On Behalf of | Feb 20, 2020 | Product Liability

When most products have defective components, the resulting failure is frustrating but not dangerous to the purchaser or user. Pieces that snap or break off of common household goods and gadgets likely won’t pose a major risk to the public, although they may anger those who purchased the poorly made product.

However, there are certain products that, when they fail, almost guarantee catastrophic consequences for the consumer. Major medical devices are certainly among the items that are dangerous to consumers when they fail due to faulty engineering, inadequate quality control or improper manufacturing.

People rely on medical devices and expect them to operate without failure. In some cases, their lives may depend on that device doing what it should. When medical devices, like insulin pumps, fail, the people who rely on those devices could become severely injured or even die as a result.

Thousands of insulin pumps are currently under recall

For people with diabetes, administering insulin is the most direct way to manage blood sugar. Insulin pumps automate both the dosing and administration of insulin for those with diabetes, making them a wonderful solution for people who can’t tolerate regular pokes with needles. Unfortunately, if an insulin pump fails, a patient could get too much or too little of the insulin that they rely upon, possibly with severe medical consequences.

In a product failure that has resulted in at least one death and more than 2,000 injuries, Medtronic has issued a recall of its MiniMed insulin pumps.
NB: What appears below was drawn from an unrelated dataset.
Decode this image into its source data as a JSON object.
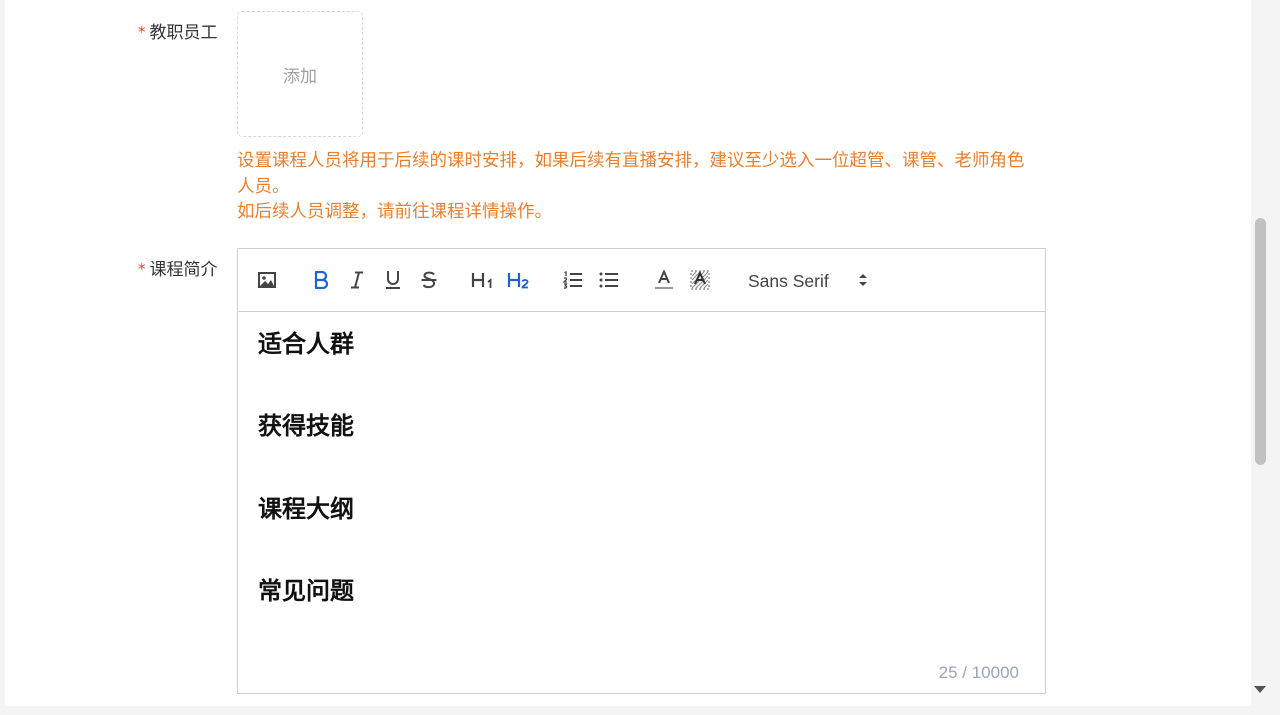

The models in this recall are specifically designed for patients with type 1 diabetes. If you or someone you know has the Model 630G (MMT-1715) or the Model 670G (MMY-1780), it could be impacted by the recall, necessitating careful review and inspection of the device.

Some defective products do substantial damage
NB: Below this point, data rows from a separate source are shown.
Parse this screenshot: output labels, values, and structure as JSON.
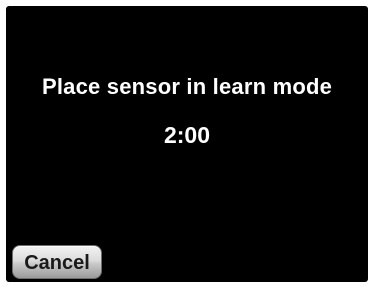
{
  "dialog": {
    "message": "Place sensor in learn mode",
    "countdown": "2:00",
    "cancel_label": "Cancel"
  },
  "colors": {
    "background": "#000000",
    "text": "#ffffff",
    "button_text": "#1a1a1a",
    "button_face": "#d6d6d6"
  }
}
Many product recalls are preventative measures that manufacturers or distributors perform to ensure that consumers don’t get hurt. Unfortunately, sometimes, those failures occur and hurt people before the company involved recalls the product.

A rapid recall with proper outreach to customers and clients can help a company limit liability, but no recall measure can fully protect a company from liability if it manufactures defective products that hurt someone. Consumers who get hurt by poorly made or poorly designed products, as well as the surviving family members of those who die due to faulty consumer products, may need to take legal action against the manufacturer to recover their losses.